Can I still use the adult food on my senior dog?
In general, if your senior dog has no medical problems, is not overweight, and is active, your dog may remain on the adult diet it is used to. If you have questions regarding which food to feed your senior dog, contact your veterinarian.
Should I give my senior dog supplements?
Some older dogs will benefit from supplements. Ageing dogs have special nutritional needs, and some of those can be supplied in the form of supplements.
A large percentage of older dogs suffer from arthritis. They can benefit from vitamins and supplements, like MSM, chondroitin sulphate and glucosamine for their joints if combined with weight control and the proper exercise plan.
A vitamin/mineral supplement is recommended if your older dog is not receiving adequate amounts through his food. This can occur if your dog is not eating a complete balanced diet.

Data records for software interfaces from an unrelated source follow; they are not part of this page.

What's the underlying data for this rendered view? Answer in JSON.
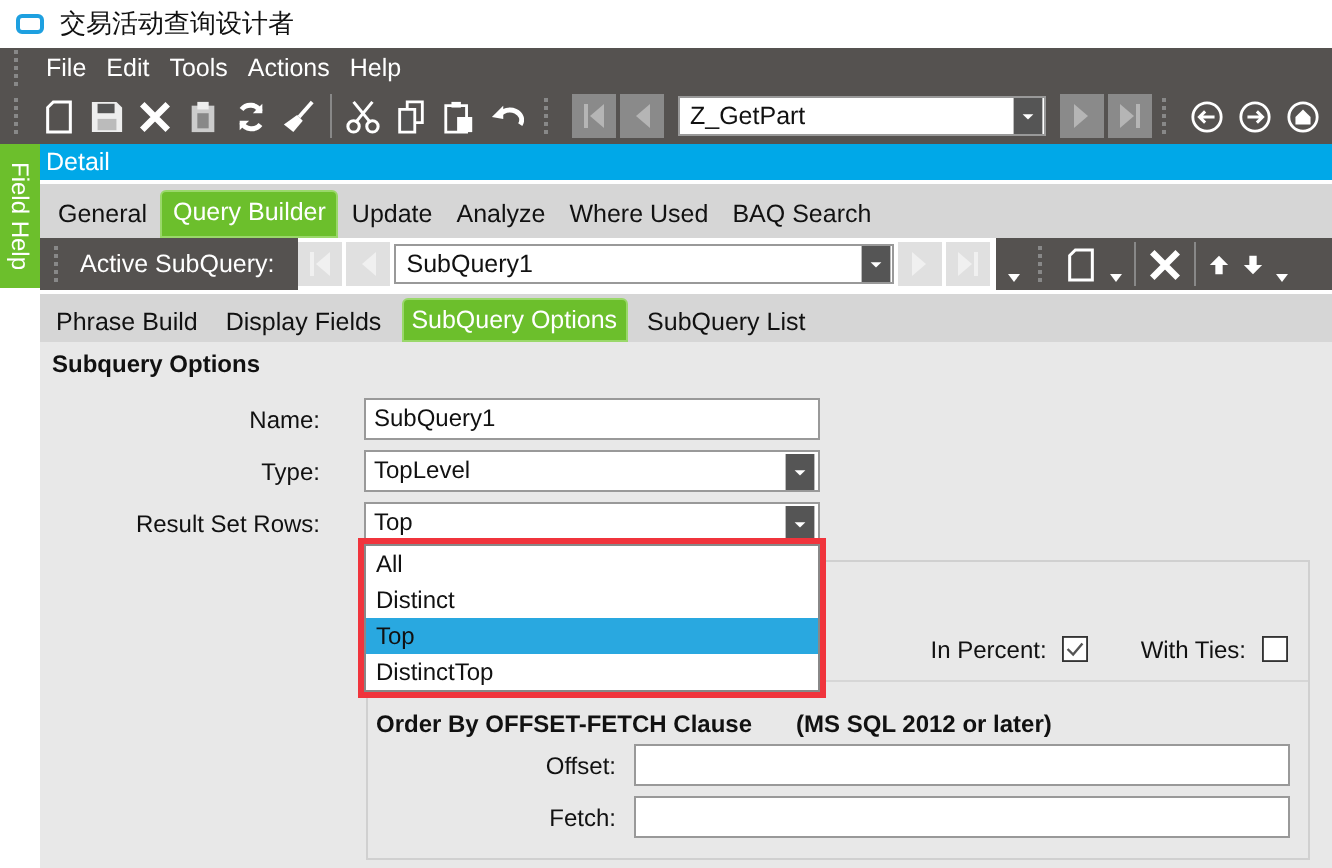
{
  "window": {
    "title": "交易活动查询设计者"
  },
  "menu": [
    "File",
    "Edit",
    "Tools",
    "Actions",
    "Help"
  ],
  "toolbar": {
    "query_value": "Z_GetPart"
  },
  "side_tab": "Field Help",
  "panel_title": "Detail",
  "tabs": [
    {
      "label": "General",
      "selected": false
    },
    {
      "label": "Query Builder",
      "selected": true
    },
    {
      "label": "Update",
      "selected": false
    },
    {
      "label": "Analyze",
      "selected": false
    },
    {
      "label": "Where Used",
      "selected": false
    },
    {
      "label": "BAQ Search",
      "selected": false
    }
  ],
  "subquery_bar": {
    "label": "Active SubQuery:",
    "value": "SubQuery1"
  },
  "subtabs": [
    {
      "label": "Phrase Build",
      "selected": false
    },
    {
      "label": "Display Fields",
      "selected": false
    },
    {
      "label": "SubQuery Options",
      "selected": true
    },
    {
      "label": "SubQuery List",
      "selected": false
    }
  ],
  "section_title": "Subquery Options",
  "fields": [
    {
      "label": "Name:",
      "value": "SubQuery1",
      "kind": "text"
    },
    {
      "label": "Type:",
      "value": "TopLevel",
      "kind": "select"
    },
    {
      "label": "Result Set Rows:",
      "value": "Top",
      "kind": "select"
    }
  ],
  "dropdown": {
    "options": [
      {
        "label": "All",
        "selected": false
      },
      {
        "label": "Distinct",
        "selected": false
      },
      {
        "label": "Top",
        "selected": true
      },
      {
        "label": "DistinctTop",
        "selected": false
      }
    ]
  },
  "checks": [
    {
      "label": "In Percent:",
      "checked": true
    },
    {
      "label": "With Ties:",
      "checked": false
    }
  ],
  "order_by": {
    "title": "Order By OFFSET-FETCH Clause",
    "note": "(MS SQL 2012 or later)",
    "fields": [
      "Offset:",
      "Fetch:"
    ]
  }
}
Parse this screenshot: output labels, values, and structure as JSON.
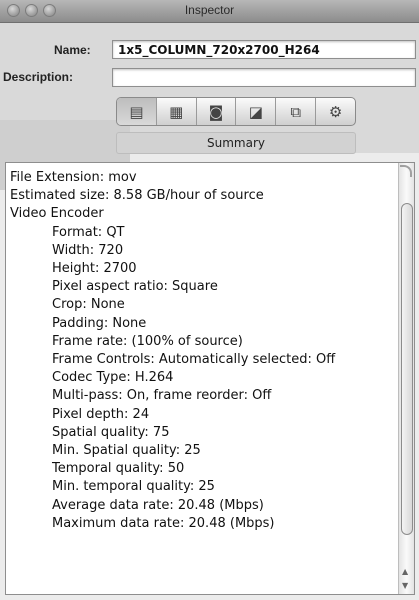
{
  "window": {
    "title": "Inspector"
  },
  "fields": {
    "name_label": "Name:",
    "name_value": "1x5_COLUMN_720x2700_H264",
    "description_label": "Description:",
    "description_value": ""
  },
  "toolbar": {
    "buttons": [
      {
        "icon": "summary-icon",
        "glyph": "▤"
      },
      {
        "icon": "encoder-icon",
        "glyph": "▦"
      },
      {
        "icon": "frame-controls-icon",
        "glyph": "◙"
      },
      {
        "icon": "filters-icon",
        "glyph": "◪"
      },
      {
        "icon": "geometry-icon",
        "glyph": "⧉"
      },
      {
        "icon": "actions-icon",
        "glyph": "⚙"
      }
    ]
  },
  "summary_tab": {
    "label": "Summary"
  },
  "summary": {
    "lines": [
      {
        "text": "File Extension: mov",
        "indent": false
      },
      {
        "text": "Estimated size: 8.58 GB/hour of source",
        "indent": false
      },
      {
        "text": "Video Encoder",
        "indent": false
      },
      {
        "text": "Format: QT",
        "indent": true
      },
      {
        "text": "Width: 720",
        "indent": true
      },
      {
        "text": "Height: 2700",
        "indent": true
      },
      {
        "text": "Pixel aspect ratio: Square",
        "indent": true
      },
      {
        "text": "Crop: None",
        "indent": true
      },
      {
        "text": "Padding: None",
        "indent": true
      },
      {
        "text": "Frame rate: (100% of source)",
        "indent": true
      },
      {
        "text": "Frame Controls: Automatically selected: Off",
        "indent": true
      },
      {
        "text": "Codec Type: H.264",
        "indent": true
      },
      {
        "text": "Multi-pass: On, frame reorder: Off",
        "indent": true
      },
      {
        "text": "Pixel depth: 24",
        "indent": true
      },
      {
        "text": "Spatial quality: 75",
        "indent": true
      },
      {
        "text": "Min. Spatial quality: 25",
        "indent": true
      },
      {
        "text": "Temporal quality: 50",
        "indent": true
      },
      {
        "text": "Min. temporal quality: 25",
        "indent": true
      },
      {
        "text": "Average data rate: 20.48 (Mbps)",
        "indent": true
      },
      {
        "text": "Maximum data rate: 20.48 (Mbps)",
        "indent": true
      }
    ]
  }
}
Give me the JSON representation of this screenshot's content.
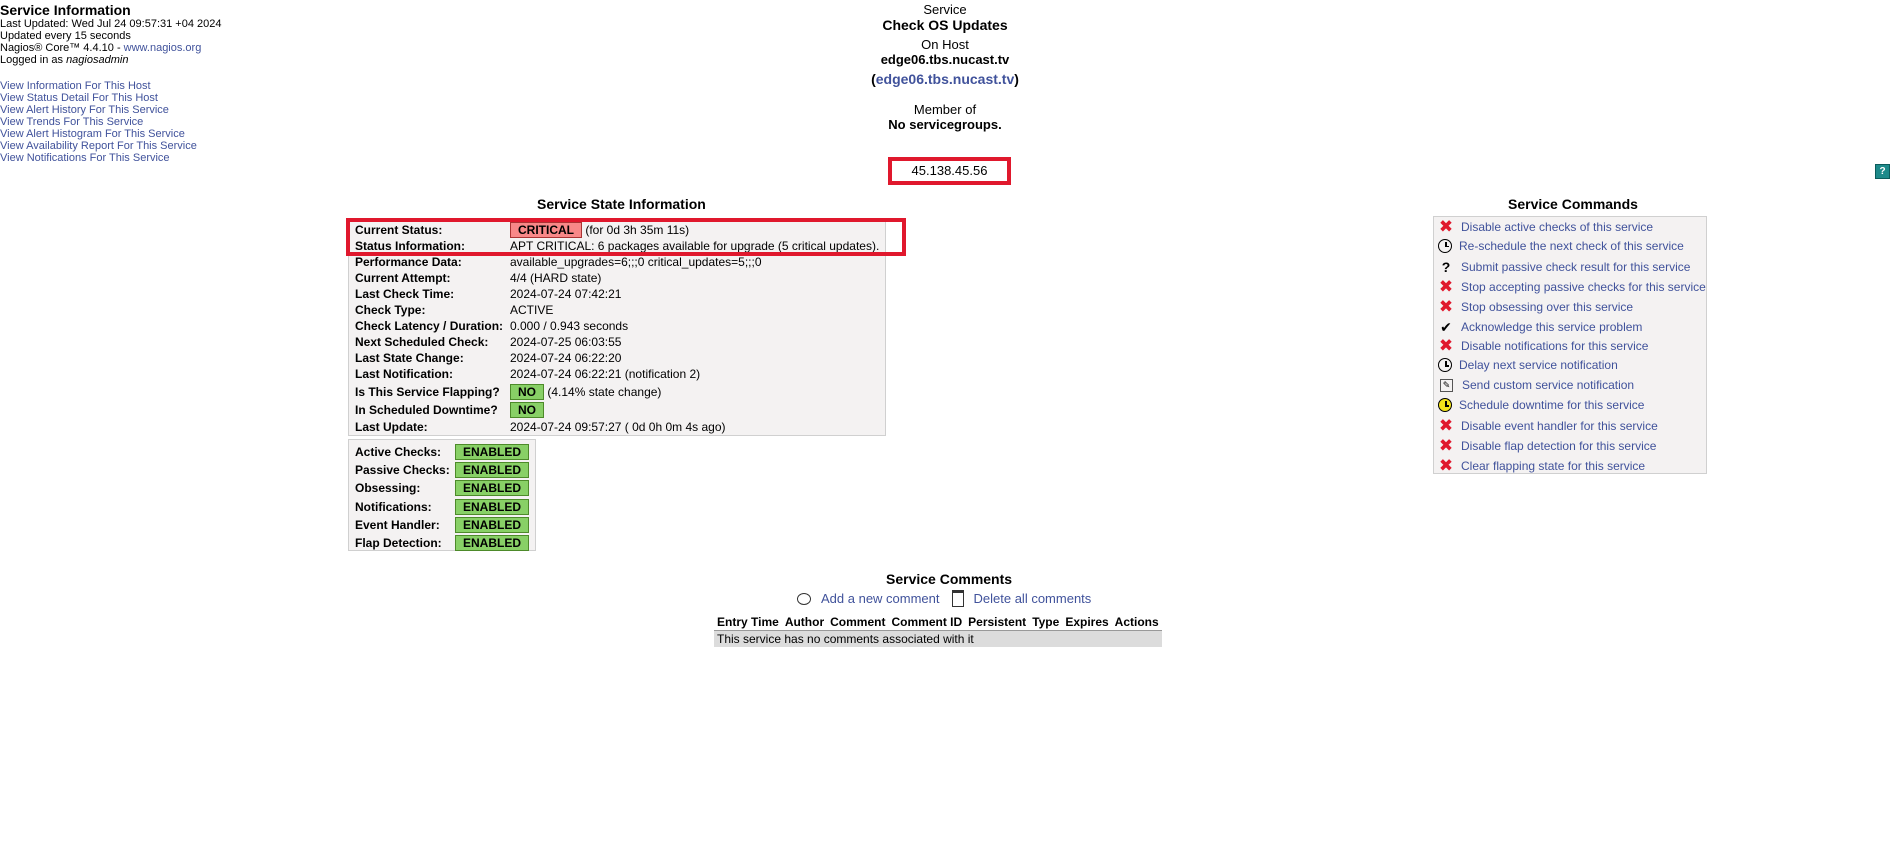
{
  "info": {
    "title": "Service Information",
    "last_updated": "Last Updated: Wed Jul 24 09:57:31 +04 2024",
    "update_interval": "Updated every 15 seconds",
    "version_prefix": "Nagios® Core™ 4.4.10 - ",
    "version_link": "www.nagios.org",
    "logged_in_prefix": "Logged in as ",
    "logged_in_user": "nagiosadmin"
  },
  "nav_links": [
    "View Information For This Host",
    "View Status Detail For This Host",
    "View Alert History For This Service",
    "View Trends For This Service",
    "View Alert Histogram For This Service",
    "View Availability Report For This Service",
    "View Notifications For This Service"
  ],
  "header": {
    "service_label": "Service",
    "service_name": "Check OS Updates",
    "host_label": "On Host",
    "host_name": "edge06.tbs.nucast.tv",
    "host_address": "edge06.tbs.nucast.tv",
    "member_label": "Member of",
    "groups": "No servicegroups.",
    "ip": "45.138.45.56"
  },
  "help_icon": "?",
  "state": {
    "title": "Service State Information",
    "rows": [
      {
        "k": "Current Status:",
        "badge": "CRITICAL",
        "v": "(for 0d 3h 35m 11s)"
      },
      {
        "k": "Status Information:",
        "v": "APT CRITICAL: 6 packages available for upgrade (5 critical updates)."
      },
      {
        "k": "Performance Data:",
        "v": "available_upgrades=6;;;0 critical_updates=5;;;0"
      },
      {
        "k": "Current Attempt:",
        "v": "4/4  (HARD state)"
      },
      {
        "k": "Last Check Time:",
        "v": "2024-07-24 07:42:21"
      },
      {
        "k": "Check Type:",
        "v": "ACTIVE"
      },
      {
        "k": "Check Latency / Duration:",
        "v": "0.000 / 0.943 seconds"
      },
      {
        "k": "Next Scheduled Check:",
        "v": "2024-07-25 06:03:55"
      },
      {
        "k": "Last State Change:",
        "v": "2024-07-24 06:22:20"
      },
      {
        "k": "Last Notification:",
        "v": "2024-07-24 06:22:21 (notification 2)"
      },
      {
        "k": "Is This Service Flapping?",
        "badge": "NO",
        "v": "(4.14% state change)"
      },
      {
        "k": "In Scheduled Downtime?",
        "badge": "NO",
        "v": ""
      },
      {
        "k": "Last Update:",
        "v": "2024-07-24 09:57:27  ( 0d 0h 0m 4s ago)"
      }
    ]
  },
  "checks": [
    {
      "k": "Active Checks:",
      "v": "ENABLED"
    },
    {
      "k": "Passive Checks:",
      "v": "ENABLED"
    },
    {
      "k": "Obsessing:",
      "v": "ENABLED"
    },
    {
      "k": "Notifications:",
      "v": "ENABLED"
    },
    {
      "k": "Event Handler:",
      "v": "ENABLED"
    },
    {
      "k": "Flap Detection:",
      "v": "ENABLED"
    }
  ],
  "commands": {
    "title": "Service Commands",
    "items": [
      {
        "icon": "x",
        "label": "Disable active checks of this service"
      },
      {
        "icon": "clock",
        "label": "Re-schedule the next check of this service"
      },
      {
        "icon": "question",
        "label": "Submit passive check result for this service"
      },
      {
        "icon": "x",
        "label": "Stop accepting passive checks for this service"
      },
      {
        "icon": "x",
        "label": "Stop obsessing over this service"
      },
      {
        "icon": "check",
        "label": "Acknowledge this service problem"
      },
      {
        "icon": "x",
        "label": "Disable notifications for this service"
      },
      {
        "icon": "clock",
        "label": "Delay next service notification"
      },
      {
        "icon": "note",
        "label": "Send custom service notification"
      },
      {
        "icon": "clock-yellow",
        "label": "Schedule downtime for this service"
      },
      {
        "icon": "x",
        "label": "Disable event handler for this service"
      },
      {
        "icon": "x",
        "label": "Disable flap detection for this service"
      },
      {
        "icon": "x",
        "label": "Clear flapping state for this service"
      }
    ]
  },
  "comments": {
    "title": "Service Comments",
    "add_label": "Add a new comment",
    "delete_label": "Delete all comments",
    "columns": [
      "Entry Time",
      "Author",
      "Comment",
      "Comment ID",
      "Persistent",
      "Type",
      "Expires",
      "Actions"
    ],
    "empty": "This service has no comments associated with it"
  },
  "colors": {
    "critical": "#f88888",
    "ok": "#88d066",
    "highlight": "#e0182d",
    "link": "#40529b"
  }
}
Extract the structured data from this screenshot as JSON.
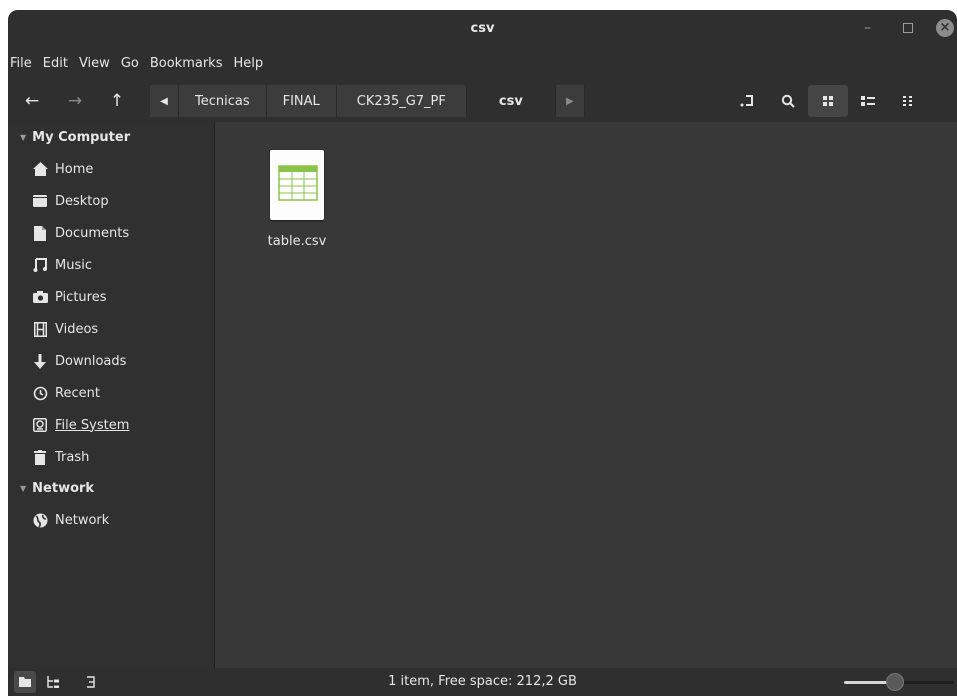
{
  "window": {
    "title": "csv"
  },
  "menu": [
    "File",
    "Edit",
    "View",
    "Go",
    "Bookmarks",
    "Help"
  ],
  "nav": {
    "back_icon": "arrow-left-icon",
    "forward_icon": "arrow-right-icon",
    "up_icon": "arrow-up-icon"
  },
  "breadcrumbs": [
    "Tecnicas",
    "FINAL",
    "CK235_G7_PF",
    "csv"
  ],
  "sidebar": {
    "computer_header": "My Computer",
    "places": [
      {
        "label": "Home",
        "icon": "home-icon"
      },
      {
        "label": "Desktop",
        "icon": "desktop-icon"
      },
      {
        "label": "Documents",
        "icon": "document-icon"
      },
      {
        "label": "Music",
        "icon": "music-icon"
      },
      {
        "label": "Pictures",
        "icon": "camera-icon"
      },
      {
        "label": "Videos",
        "icon": "film-icon"
      },
      {
        "label": "Downloads",
        "icon": "download-icon"
      },
      {
        "label": "Recent",
        "icon": "recent-icon"
      },
      {
        "label": "File System",
        "icon": "drive-icon"
      },
      {
        "label": "Trash",
        "icon": "trash-icon"
      }
    ],
    "network_header": "Network",
    "network_items": [
      {
        "label": "Network",
        "icon": "globe-icon"
      }
    ]
  },
  "files": [
    {
      "name": "table.csv",
      "icon": "spreadsheet-file-icon"
    }
  ],
  "status": {
    "text": "1 item, Free space: 212,2 GB",
    "zoom_level": 0.45
  },
  "colors": {
    "window_bg": "#383838",
    "sidebar_bg": "#303030",
    "header_bg": "#2f2f2f",
    "csv_green": "#8bc34a"
  }
}
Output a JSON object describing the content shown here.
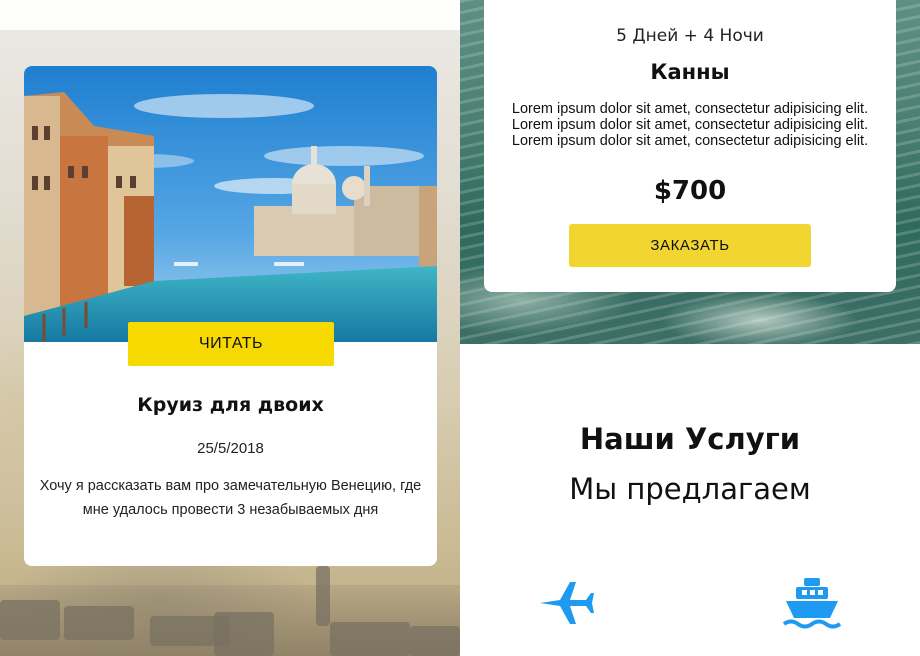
{
  "trip_card": {
    "read_button_label": "ЧИТАТЬ",
    "title": "Круиз для двоих",
    "date": "25/5/2018",
    "description": "Хочу я рассказать вам про замечательную Венецию, где мне удалось провести 3 незабываемых дня"
  },
  "tour_card": {
    "duration": "5 Дней + 4 Ночи",
    "city": "Канны",
    "description": "Lorem ipsum dolor sit amet, consectetur adipisicing elit. Lorem ipsum dolor sit amet, consectetur adipisicing elit. Lorem ipsum dolor sit amet, consectetur adipisicing elit.",
    "price": "$700",
    "order_button_label": "ЗАКАЗАТЬ"
  },
  "services": {
    "title": "Наши Услуги",
    "subtitle": "Мы предлагаем",
    "icons": [
      "airplane-icon",
      "ship-icon"
    ],
    "icon_color": "#1e9af0"
  },
  "colors": {
    "accent_yellow": "#f5d900",
    "text_dark": "#111111"
  }
}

A supplement may also benefit some older animals that tend to absorb fewer vitamins, minerals, and electrolytes through the intestinal tract, and lose more of them through the kidneys and urinary tract. Finally, some older animals eat less (due to conditions such as oral disease) and may not receive their daily needs of vitamins and minerals.
A fibre product such as wheat bran may also be given to help reduce the incidence of constipation if it occurs. Talk with your veterinarian to determine which supplements may be beneficial for your dog.
What should I do if my senior dog won’t eat?
Most importantly, if your dog is losing weight and not eating well, he should have a complete veterinary exam to rule out any possible disease problems. If everything checks out, then you'll need to take steps to modify your dog's diet.
Some older dogs suffer from a lack of weight gain and disinterest in food. If a dog normally eats dry food, he may have decreased consumption because he has a hard time chewing the large kibble. By feeding a kibble with smaller pieces, moistening the food with water or adding a nutrient dense canned food you can make the food easier to chew. Adding other foods can increase the appeal; try adding a little water from canned tuna or a small amount of cooked chicken.
Homemade diets of boiled rice, potatoes, vegetables and chicken with correct vitamin and mineral supplements works well with others. Ask your veterinarian for a homemade diet recipe would be best for your dog. Do not try to formulate one yourself, as the vitamin and mineral levels are critical. Some dogs love to eat cat food, but this should be avoided, since it is too high in protein.